Lithium deposits commonly occur in rock formations in minerals (e.g., petalites, lepidolites, spodumene), clays, and in solution in brines (e.g., salars, geothermal systems). According to the U.S. Geological Survey (USGS), lithium is extracted from brines that are pumped from beneath arid sedimentary basins and extracted from granitic pegmatite ores. The leading producer of lithium from brine is Chile, and the leading producer of lithium from pegmatites is Australia. Other potential sources of lithium include clays, geothermal brines, oilfield brines, and zeolites.
Australian company, Ioneer, plans to develop a lithium mine on federal land in Nevada. The mine would produce approximately 20,000 metric tons of lithium carbonate over the expected 26-year mine life. Piedmont Lithium is planning a spodumene mine and lithium hydroxide conversion operation on private land in North Carolina. Piedmont Lithium reports that the combined mine/hydroxide operation would produce 30,000 metric tons of lithium hydroxide per year, for 20 years.
Noram Lithium Corporation, a Canadian company, plans to develop a lithium clay mining operation on federal land in Nevada, one mile from the Albemarle operation. The lithium would be processed near the mine site, and annual production of lithium carbonate is expected to be approximately 6,000 metric tons per year, for an initial period of 40 years.
In 2020, the California Energy Commission (CEC) estimated that the subsurface rock in the southern Salton Sea region contained subsurface brine with the potential to supply 40% of the world’s lithium demand and generate over $7 billion in annual revenue.

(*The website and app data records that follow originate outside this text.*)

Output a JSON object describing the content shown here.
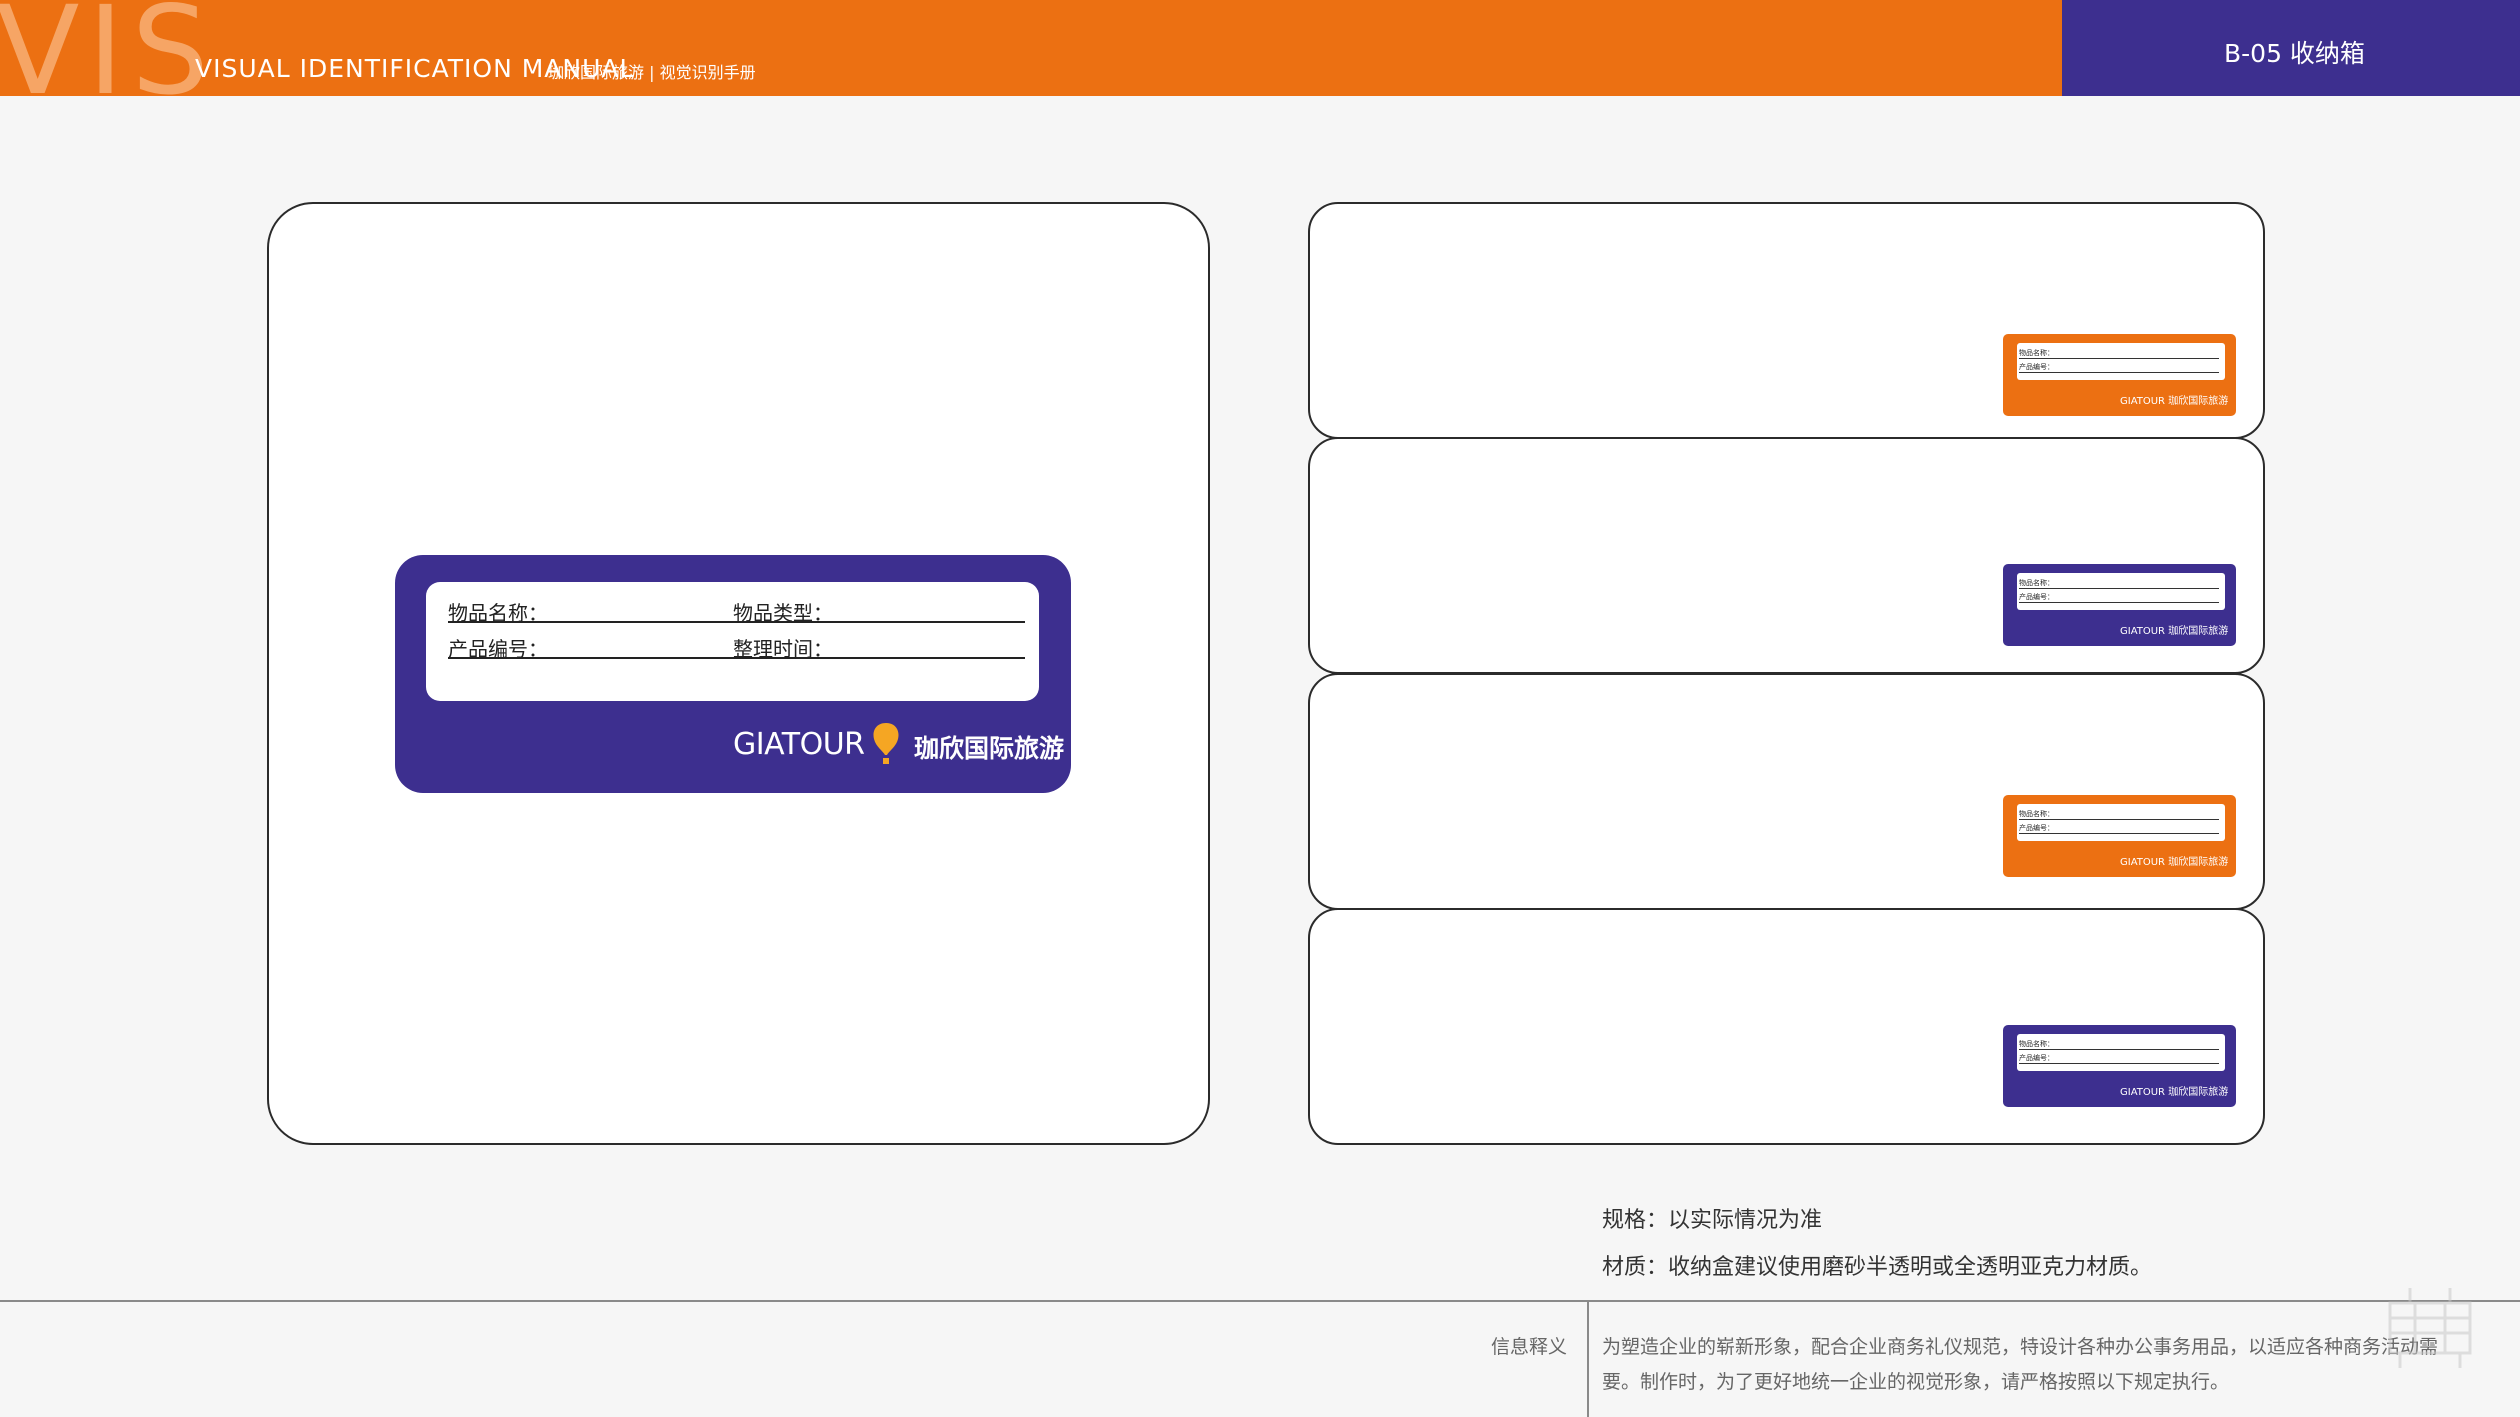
{
  "header": {
    "vis_mark": "VIS",
    "manual_title": "VISUAL IDENTIFICATION MANUAL",
    "manual_subtitle": "珈欣国际旅游 | 视觉识别手册",
    "page_code": "B-05 收纳箱"
  },
  "big_label": {
    "item_name": "物品名称：",
    "item_type": "物品类型：",
    "product_no": "产品编号：",
    "sort_time": "整理时间：",
    "brand_en": "GIATOUR",
    "brand_cn": "珈欣国际旅游"
  },
  "mini_labels": {
    "item_name": "物品名称：",
    "product_no": "产品编号：",
    "brand": "GIATOUR 珈欣国际旅游"
  },
  "specs": {
    "size": "规格：以实际情况为准",
    "material": "材质：收纳盒建议使用磨砂半透明或全透明亚克力材质。"
  },
  "footer": {
    "label": "信息释义",
    "line1": "为塑造企业的崭新形象，配合企业商务礼仪规范，特设计各种办公事务用品，以适应各种商务活动需",
    "line2": "要。制作时，为了更好地统一企业的视觉形象，请严格按照以下规定执行。"
  },
  "colors": {
    "orange": "#ec7012",
    "purple": "#3d2f8f",
    "balloon": "#f5a623"
  }
}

The potential of this region to produce clean energy and lithium is so promising that the CEC set up the Lithium Valley Commission to further investigate opportunities in this area. The United States has the largest known geothermal resource in the world, with an estimated potential to provide up to 10% of the total US electricity capacity.

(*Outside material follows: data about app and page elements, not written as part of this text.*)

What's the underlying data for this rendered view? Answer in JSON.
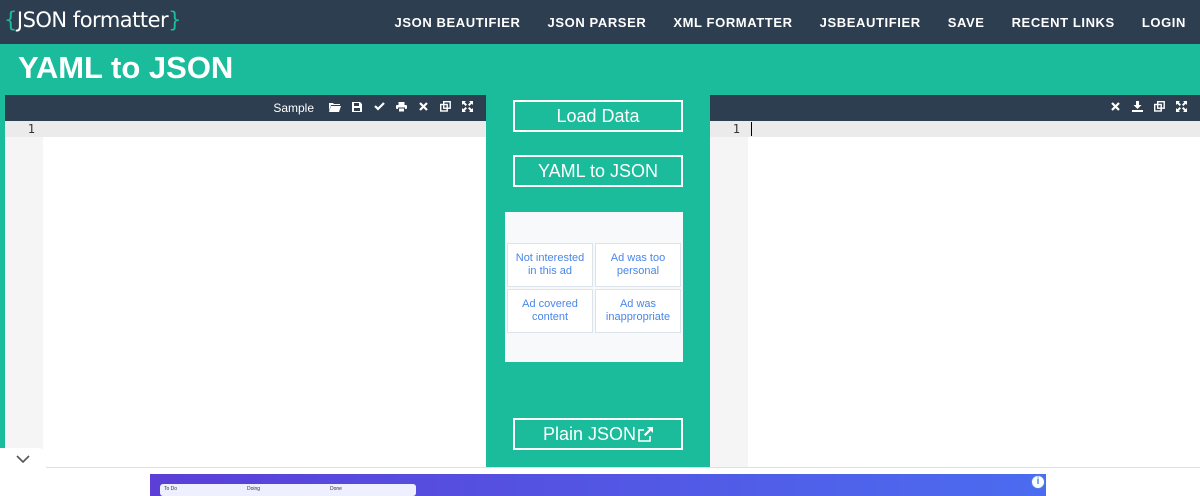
{
  "logo": {
    "open_brace": "{",
    "text": "JSON formatter",
    "close_brace": "}"
  },
  "nav": {
    "items": [
      "JSON BEAUTIFIER",
      "JSON PARSER",
      "XML FORMATTER",
      "JSBEAUTIFIER",
      "SAVE",
      "RECENT LINKS",
      "LOGIN"
    ]
  },
  "page": {
    "title": "YAML to JSON"
  },
  "left_editor": {
    "sample_label": "Sample",
    "line_number": "1",
    "icons": [
      "folder-open-icon",
      "save-icon",
      "check-icon",
      "print-icon",
      "clear-icon",
      "copy-icon",
      "fullscreen-icon"
    ]
  },
  "right_editor": {
    "line_number": "1",
    "icons": [
      "clear-icon",
      "download-icon",
      "copy-icon",
      "fullscreen-icon"
    ]
  },
  "controls": {
    "load_data": "Load Data",
    "convert": "YAML to JSON",
    "plain_json": "Plain JSON"
  },
  "ad_feedback": {
    "options": [
      "Not interested in this ad",
      "Ad was too personal",
      "Ad covered content",
      "Ad was inappropriate"
    ]
  },
  "banner": {
    "columns": [
      "To Do",
      "Doing",
      "Done"
    ],
    "info_icon": "i"
  },
  "colors": {
    "accent": "#1abc9c",
    "dark": "#2c3e50",
    "link": "#4a86e8"
  }
}
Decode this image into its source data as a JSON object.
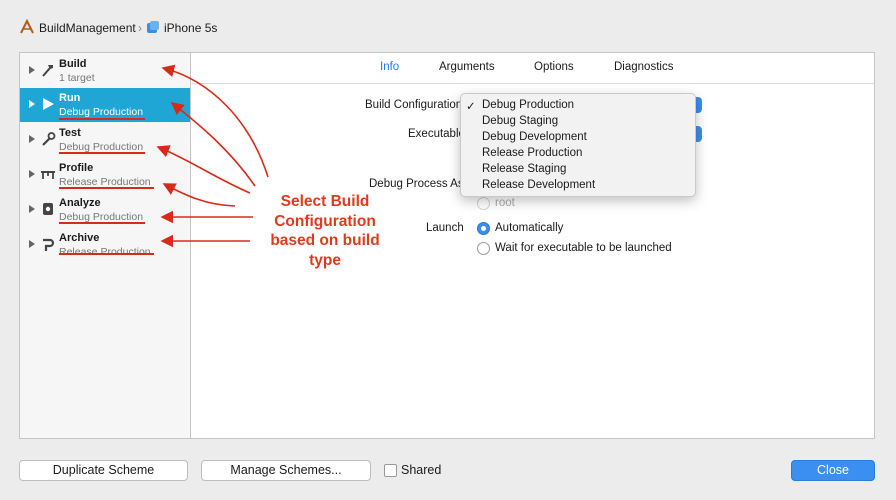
{
  "breadcrumb": {
    "project": "BuildManagement",
    "device": "iPhone 5s",
    "separator": "›"
  },
  "sidebar": {
    "items": [
      {
        "name": "Build",
        "sub": "1 target",
        "icon": "hammer-icon"
      },
      {
        "name": "Run",
        "sub": "Debug Production",
        "icon": "play-icon"
      },
      {
        "name": "Test",
        "sub": "Debug Production",
        "icon": "wrench-icon"
      },
      {
        "name": "Profile",
        "sub": "Release Production",
        "icon": "instruments-icon"
      },
      {
        "name": "Analyze",
        "sub": "Debug Production",
        "icon": "analyze-icon"
      },
      {
        "name": "Archive",
        "sub": "Release Production",
        "icon": "archive-icon"
      }
    ]
  },
  "tabs": [
    "Info",
    "Arguments",
    "Options",
    "Diagnostics"
  ],
  "form": {
    "build_configuration_label": "Build Configuration",
    "executable_label": "Executable",
    "debug_process_label": "Debug Process As",
    "root_label": "root",
    "launch_label": "Launch",
    "launch_auto": "Automatically",
    "launch_wait": "Wait for executable to be launched"
  },
  "dropdown": {
    "selected": "Debug Production",
    "check": "✓",
    "options": [
      "Debug Production",
      "Debug Staging",
      "Debug Development",
      "Release Production",
      "Release Staging",
      "Release Development"
    ]
  },
  "annotation": {
    "text_lines": [
      "Select Build",
      "Configuration",
      "based on build",
      "type"
    ],
    "color": "#e03a1e"
  },
  "footer": {
    "duplicate": "Duplicate Scheme",
    "manage": "Manage Schemes...",
    "shared": "Shared",
    "close": "Close"
  },
  "colors": {
    "accent": "#1fa6d4",
    "button_primary": "#3a8ff0",
    "annotation": "#e03a1e"
  }
}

But geothermal resources at the Salton Sea don’t just offer renewable energy—the brine is full of minerals, including valuable metals like lithium, that could be extracted with the right technologies.
There is a 2021 NREL technoeconomic analysis for the cost of extracting lithium from the Salton Sea and geothermal brines. A review of these projects indicates expected production costs (i.e., operating expenses or OPEX) near $4,000/metric ton of lithium carbonate equivalent (LCE) and reported internal rates of return suggest this production cost target is economically feasible with estimated prices of ≥$11,000/mt LCE. Many techniques and process strategies have been proposed to extract lithium directly from geothermal and other brines, and these can be generally categorized into adsorption, ion exchange, and solvent extraction techniques. Of these technologies, the ones currently advancing to pilot- and near-commercial-scale demonstrations involve adsorption and ion exchange techniques.

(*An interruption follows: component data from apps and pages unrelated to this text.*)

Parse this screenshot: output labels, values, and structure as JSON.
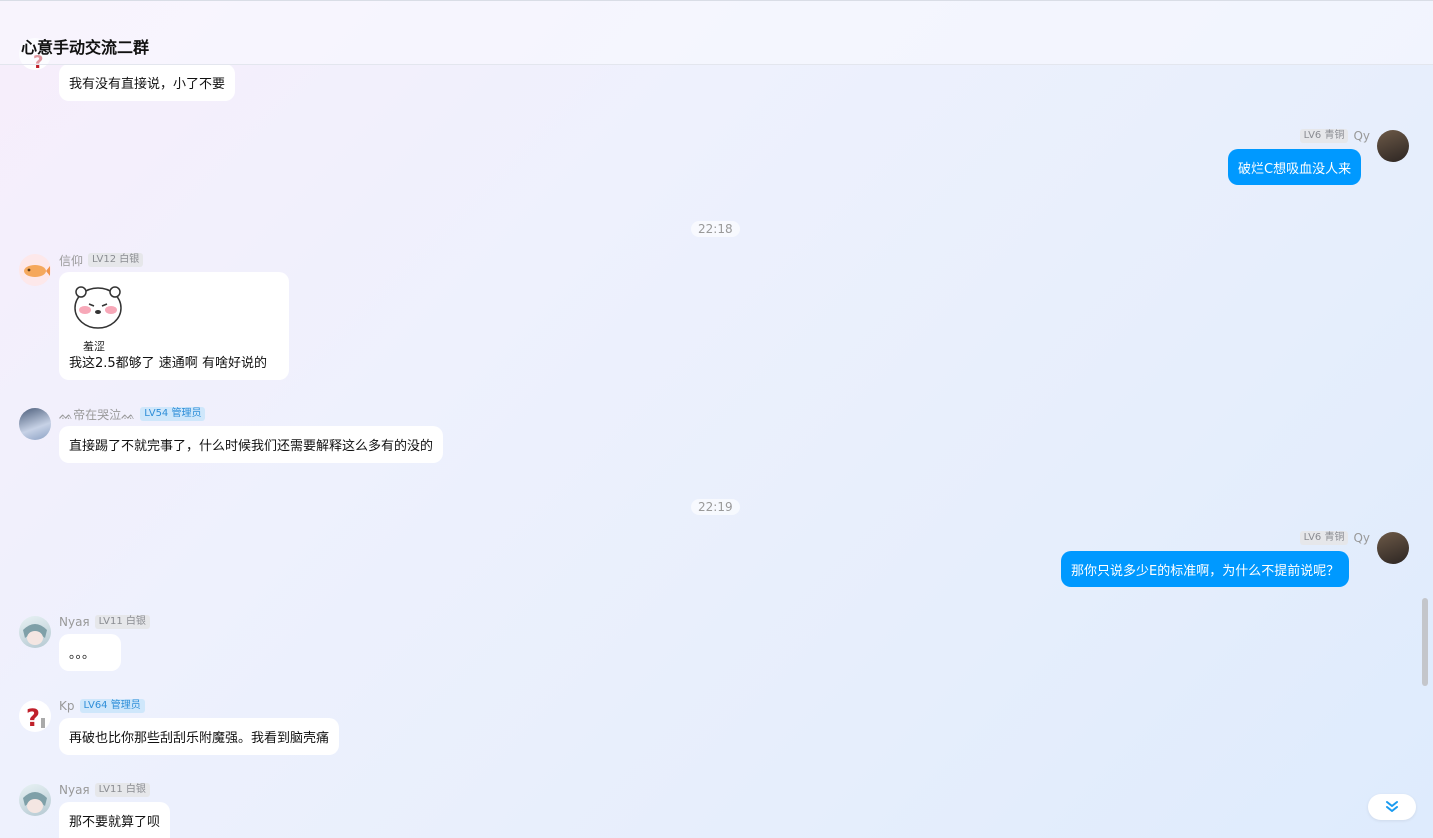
{
  "header": {
    "title": "心意手动交流二群"
  },
  "messages": {
    "top_partial": {
      "text": "我有没有直接说，小了不要"
    },
    "qy1": {
      "name": "Qy",
      "badge": "LV6 青铜",
      "text": "破烂C想吸血没人来"
    },
    "time1": "22:18",
    "xinyang": {
      "name": "信仰",
      "badge": "LV12 白银",
      "sticker_caption": "羞涩",
      "text": "我这2.5都够了 速通啊 有啥好说的"
    },
    "di": {
      "name": "ᨐ帝在哭泣ᨐ",
      "badge": "LV54 管理员",
      "text": "直接踢了不就完事了，什么时候我们还需要解释这么多有的没的"
    },
    "time2": "22:19",
    "qy2": {
      "name": "Qy",
      "badge": "LV6 青铜",
      "text": "那你只说多少E的标准啊，为什么不提前说呢？"
    },
    "nyaa1": {
      "name": "Nyaя",
      "badge": "LV11 白银",
      "text": "。。。"
    },
    "kp": {
      "name": "Kp",
      "badge": "LV64 管理员",
      "text": "再破也比你那些刮刮乐附魔强。我看到脑壳痛"
    },
    "nyaa2": {
      "name": "Nyaя",
      "badge": "LV11 白银",
      "text": "那不要就算了呗"
    }
  },
  "colors": {
    "my_bubble": "#0099ff",
    "other_bubble": "#ffffff",
    "admin_badge": "#cfe7fb"
  }
}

Aluminum Can Replace Copper
Brian Wang is a Futurist Thought Leader and a popular Science blogger with 1 million readers per month. His blog Nextbigfuture.com is ranked #1 Science News Blog. It covers many disruptive technology and trends including Space, Robotics, Artificial Intelligence, Medicine, Anti-aging Biotechnology, and Nanotechnology.
Known for identifying cutting edge technologies, he is currently a Co-Founder of a startup and fundraiser for high potential early-stage companies. He is the Head of Research for Allocations for deep technology investments and an Angel Investor at Space Angels.
A frequent speaker at corporations, he has been a TEDx speaker, a Singularity University speaker and guest at numerous interviews for radio and podcasts. He is open to public speaking and advising engagements.